Angola. President José Eduardo dos Santos made his first state visit to France in two decades, a mark of improved relations with Paris. The French oil company Total is the largest operator in Angola’s oil sector and invests in several new offshore oilfields that will be exploited down to 1,900 meters below sea level.
Relations with the United States were also strengthened when Foreign Minister John Kerry visited Angola.
In May, the country conducted its first census since 1970, when Angola was a Portuguese colony with 5.9 million residents. In recent years, the population has been estimated at just over 20 million. The final result of the new census is expected to be completed in 2015.
A radio journalist was convicted in February of slander after asking questions to police about screams heard from detainees at a police station. The reporter was sentenced to six months in prison. He works for a radio station supported by the opposition party UNITA, which accuses dos Santo’s regime of suppressing civil rights.
According to this year’s edition of the UN’s so-called happiness index, Angolans are Africa’s happiest people, ranking 61 on the list of 156 countries in the world. The report is based on data on, among other things, GDP per capita, life expectancy, perceived freedom and affiliation, etc.
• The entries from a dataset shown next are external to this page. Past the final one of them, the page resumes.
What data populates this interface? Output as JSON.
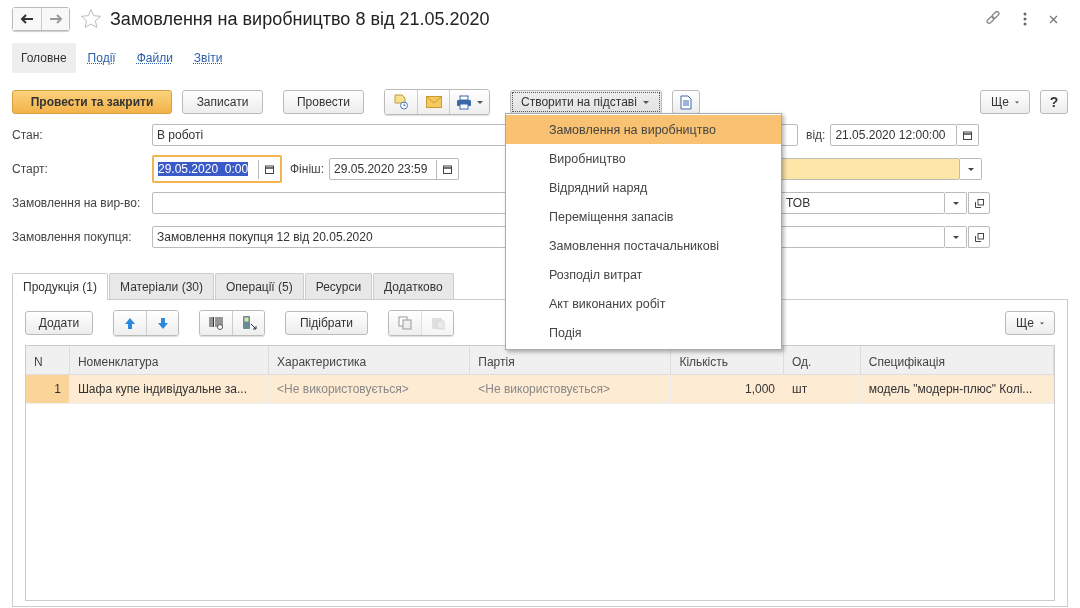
{
  "window": {
    "title": "Замовлення на виробництво 8 від 21.05.2020"
  },
  "sections": [
    {
      "label": "Головне",
      "selected": true
    },
    {
      "label": "Події",
      "selected": false
    },
    {
      "label": "Файли",
      "selected": false
    },
    {
      "label": "Звіти",
      "selected": false
    }
  ],
  "toolbar": {
    "post_close": "Провести та закрити",
    "save": "Записати",
    "post": "Провести",
    "create_based_on": "Створити на підставі",
    "more": "Ще",
    "help": "?"
  },
  "create_menu": {
    "items": [
      {
        "label": "Замовлення на виробництво",
        "selected": true
      },
      {
        "label": "Виробництво",
        "selected": false
      },
      {
        "label": "Відрядний наряд",
        "selected": false
      },
      {
        "label": "Переміщення запасів",
        "selected": false
      },
      {
        "label": "Замовлення постачальникові",
        "selected": false
      },
      {
        "label": "Розподіл витрат",
        "selected": false
      },
      {
        "label": "Акт виконаних робіт",
        "selected": false
      },
      {
        "label": "Подія",
        "selected": false
      }
    ]
  },
  "form": {
    "state": {
      "label": "Стан:",
      "value": "В роботі"
    },
    "start": {
      "label": "Старт:",
      "value": "29.05.2020  0:00",
      "focused": true
    },
    "finish": {
      "label": "Фініш:",
      "value": "29.05.2020 23:59"
    },
    "date": {
      "label": "від:",
      "value": "21.05.2020 12:00:00"
    },
    "production_order": {
      "label": "Замовлення на вир-во:"
    },
    "organization": {
      "value": "ТОВ"
    },
    "customer_order": {
      "label": "Замовлення покупця:",
      "value": "Замовлення покупця 12 від 20.05.2020"
    }
  },
  "tabs": [
    {
      "label": "Продукція (1)",
      "selected": true
    },
    {
      "label": "Матеріали (30)",
      "selected": false
    },
    {
      "label": "Операції (5)",
      "selected": false
    },
    {
      "label": "Ресурси",
      "selected": false
    },
    {
      "label": "Додатково",
      "selected": false
    }
  ],
  "table_toolbar": {
    "add": "Додати",
    "pick": "Підібрати",
    "more": "Ще"
  },
  "table": {
    "columns": [
      "N",
      "Номенклатура",
      "Характеристика",
      "Партія",
      "Кількість",
      "Од.",
      "Специфікація"
    ],
    "rows": [
      {
        "selected": true,
        "cells": [
          "1",
          "Шафа купе індивідуальне за...",
          "<Не використовується>",
          "<Не використовується>",
          "1,000",
          "шт",
          "модель \"модерн-плюс\" Колі..."
        ]
      }
    ]
  }
}
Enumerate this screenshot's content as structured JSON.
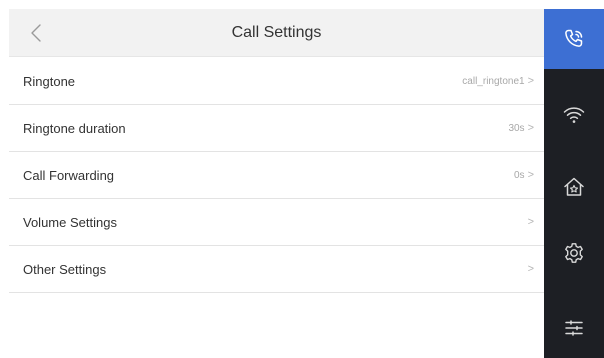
{
  "header": {
    "title": "Call Settings",
    "back_icon": "chevron-left-icon"
  },
  "settings": [
    {
      "label": "Ringtone",
      "value": "call_ringtone1",
      "chevron": ">"
    },
    {
      "label": "Ringtone duration",
      "value": "30s",
      "chevron": ">"
    },
    {
      "label": "Call Forwarding",
      "value": "0s",
      "chevron": ">"
    },
    {
      "label": "Volume Settings",
      "value": "",
      "chevron": ">"
    },
    {
      "label": "Other Settings",
      "value": "",
      "chevron": ">"
    }
  ],
  "sidebar": {
    "items": [
      {
        "icon": "phone-icon",
        "active": true
      },
      {
        "icon": "wifi-icon",
        "active": false
      },
      {
        "icon": "home-icon",
        "active": false
      },
      {
        "icon": "gear-icon",
        "active": false
      },
      {
        "icon": "menu-icon",
        "active": false
      }
    ]
  },
  "colors": {
    "accent": "#3d6fd3",
    "sidebar_bg": "#1d1f24",
    "header_bg": "#f2f2f2"
  }
}
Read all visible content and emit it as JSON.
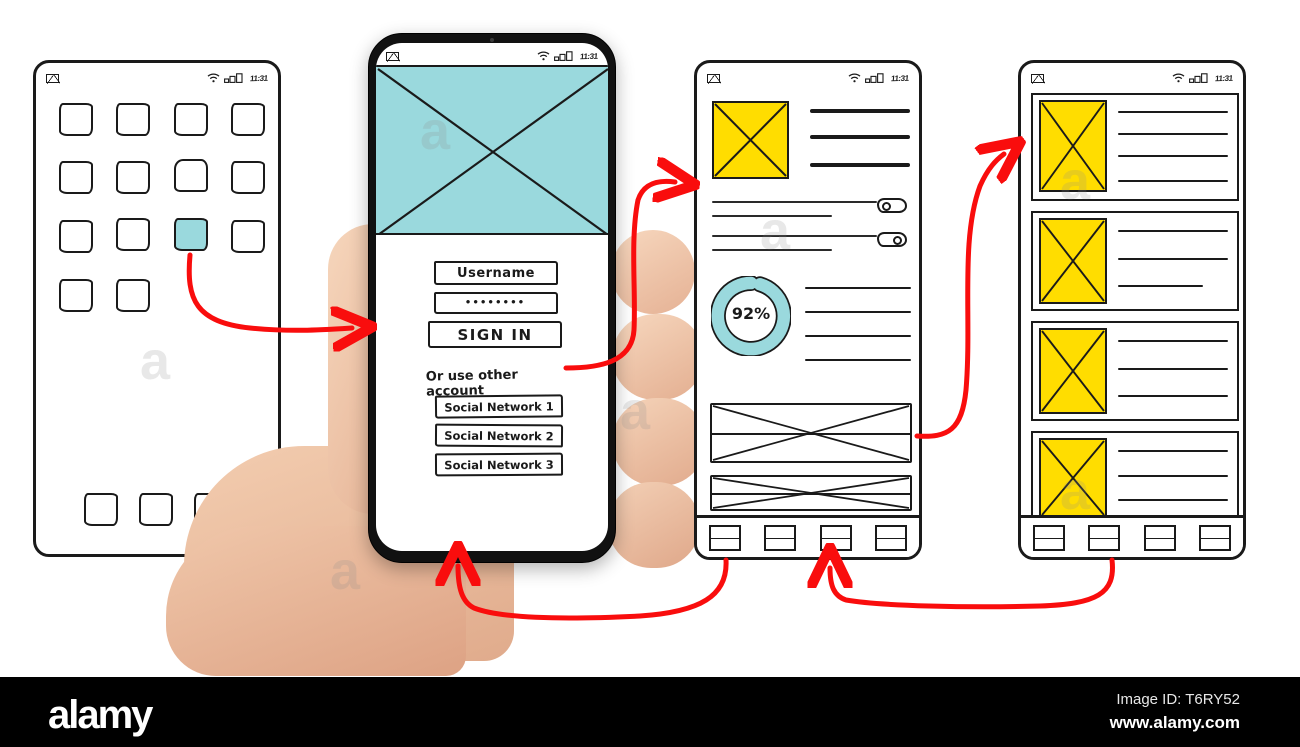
{
  "scene": {
    "title": "UX wireframe storyboard — mobile app flow sketched on paper with hand holding phone",
    "colors": {
      "teal": "#9ad9dd",
      "yellow": "#ffdd00",
      "arrow_red": "#f90d0d",
      "ink": "#1a1a1a",
      "skin": "#eec3a6",
      "footer_bg": "#000000"
    }
  },
  "status_bar": {
    "mail_icon": "envelope-icon",
    "wifi_icon": "wifi-icon",
    "signal_icon": "signal-icon",
    "time": "11:31"
  },
  "screens": [
    {
      "id": "home-screen",
      "name": "App launcher / home screen",
      "grid_rows": [
        4,
        4,
        4,
        2
      ],
      "highlighted_icon": {
        "row": 3,
        "col": 3,
        "color": "#9ad9dd"
      },
      "dock_icons": 3
    },
    {
      "id": "login-screen",
      "name": "Sign in screen (on device)",
      "hero": {
        "type": "image-placeholder",
        "color": "#9ad9dd"
      },
      "fields": [
        {
          "name": "username-field",
          "value": "Username",
          "type": "text"
        },
        {
          "name": "password-field",
          "value": "••••••••",
          "type": "password"
        }
      ],
      "primary_button": "SIGN IN",
      "divider_text": "Or use other account",
      "social_buttons": [
        "Social Network 1",
        "Social Network 2",
        "Social Network 3"
      ]
    },
    {
      "id": "dashboard-screen",
      "name": "Dashboard / detail screen",
      "hero_thumb": {
        "type": "image-placeholder",
        "color": "#ffdd00"
      },
      "headline_lines": 3,
      "setting_rows": [
        {
          "label_lines": 2,
          "toggle": "on"
        },
        {
          "label_lines": 2,
          "toggle": "off"
        }
      ],
      "progress_ring": {
        "label": "92%",
        "value": 92,
        "color": "#9ad9dd"
      },
      "body_lines": 4,
      "banners": 2,
      "tab_items": 4
    },
    {
      "id": "list-screen",
      "name": "List / feed screen",
      "list_items": [
        {
          "thumb_color": "#ffdd00",
          "text_lines": 4
        },
        {
          "thumb_color": "#ffdd00",
          "text_lines": 3
        },
        {
          "thumb_color": "#ffdd00",
          "text_lines": 3
        },
        {
          "thumb_color": "#ffdd00",
          "text_lines": 3
        }
      ],
      "tab_items": 4
    }
  ],
  "flow_arrows": [
    {
      "name": "home-to-login",
      "from": "home-screen highlighted app icon",
      "to": "login-screen"
    },
    {
      "name": "login-to-dashboard",
      "from": "SIGN IN button",
      "to": "dashboard-screen"
    },
    {
      "name": "dashboard-to-list",
      "from": "dashboard banner",
      "to": "list-screen"
    },
    {
      "name": "dashboard-back-to-login",
      "from": "dashboard tab bar",
      "to": "phone device"
    },
    {
      "name": "list-back-to-dashboard",
      "from": "list tab bar",
      "to": "dashboard tab bar"
    }
  ],
  "watermark": {
    "text": "a"
  },
  "footer": {
    "brand": "alamy",
    "image_id": "Image ID: T6RY52",
    "url": "www.alamy.com"
  }
}
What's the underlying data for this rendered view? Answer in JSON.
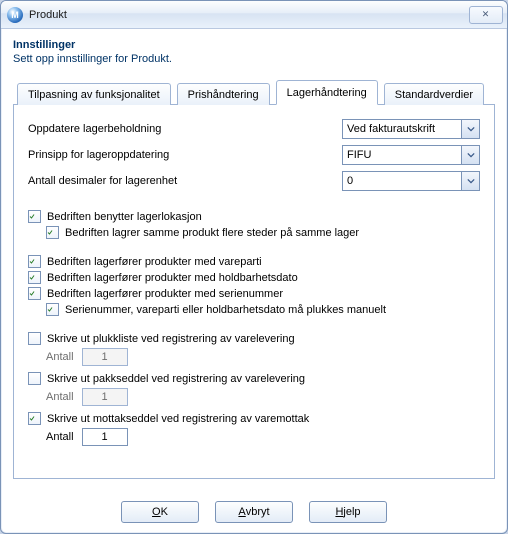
{
  "window": {
    "title": "Produkt",
    "app_icon_letter": "M",
    "close_glyph": "✕"
  },
  "header": {
    "title": "Innstillinger",
    "subtitle": "Sett opp innstillinger for Produkt."
  },
  "tabs": {
    "items": [
      {
        "label": "Tilpasning av funksjonalitet"
      },
      {
        "label": "Prishåndtering"
      },
      {
        "label": "Lagerhåndtering"
      },
      {
        "label": "Standardverdier"
      }
    ],
    "active_index": 2
  },
  "form": {
    "row1": {
      "label": "Oppdatere lagerbeholdning",
      "value": "Ved fakturautskrift"
    },
    "row2": {
      "label": "Prinsipp for lageroppdatering",
      "value": "FIFU"
    },
    "row3": {
      "label": "Antall desimaler for lagerenhet",
      "value": "0"
    }
  },
  "checks": {
    "c1": {
      "label": "Bedriften benytter lagerlokasjon"
    },
    "c1a": {
      "label": "Bedriften lagrer samme produkt flere steder på samme lager"
    },
    "c2": {
      "label": "Bedriften lagerfører produkter med vareparti"
    },
    "c3": {
      "label": "Bedriften lagerfører produkter med holdbarhetsdato"
    },
    "c4": {
      "label": "Bedriften lagerfører produkter med serienummer"
    },
    "c4a": {
      "label": "Serienummer, vareparti eller holdbarhetsdato må plukkes manuelt"
    },
    "p1": {
      "label": "Skrive ut plukkliste ved registrering av varelevering",
      "count_label": "Antall",
      "count": "1"
    },
    "p2": {
      "label": "Skrive ut pakkseddel ved registrering av varelevering",
      "count_label": "Antall",
      "count": "1"
    },
    "p3": {
      "label": "Skrive ut mottakseddel ved registrering av varemottak",
      "count_label": "Antall",
      "count": "1"
    }
  },
  "buttons": {
    "ok_pre": "",
    "ok_u": "O",
    "ok_post": "K",
    "cancel_pre": "",
    "cancel_u": "A",
    "cancel_post": "vbryt",
    "help_pre": "",
    "help_u": "H",
    "help_post": "jelp"
  }
}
According to Countryaah.com, Angola population in 2020 is estimated at 32,866,283. Angola announced in August that the country was prepared to grant half of its outstanding loans to Mozambique. The remainder of the debt of approximately SEK 420 million would be converted into Angolan investments in Mozambique.
Amnesty criticizes Angola for fatal shootings
The human rights organization Amnesty International criticizes Angola’s security forces for lethal violence in connection with interventions to maintain the state of emergency during the corona pandemic. In a report, the organization writes that at least seven people, most of them teenagers, were shot dead during the summer, but that there are probably significantly more. “A state of emergency is no excuse for such serious human rights abuses,” said Deprose Muchena, Amnesty’s head of East and South Africa.
Ex-president’s son convicted of fraud
The Supreme Court sentences José Filomeno dos Santo, son of former President José Eduardo dos Santos, to five years in prison for fraud. He is convicted of attempting to steal $ 500 million from the state fund he headed between 2013 and 2018. It is the first conviction against anyone from the dos Santos family, but a fraud charge has also been filed against José Filomeno’s sister, Isabel dos Santos (see January 23).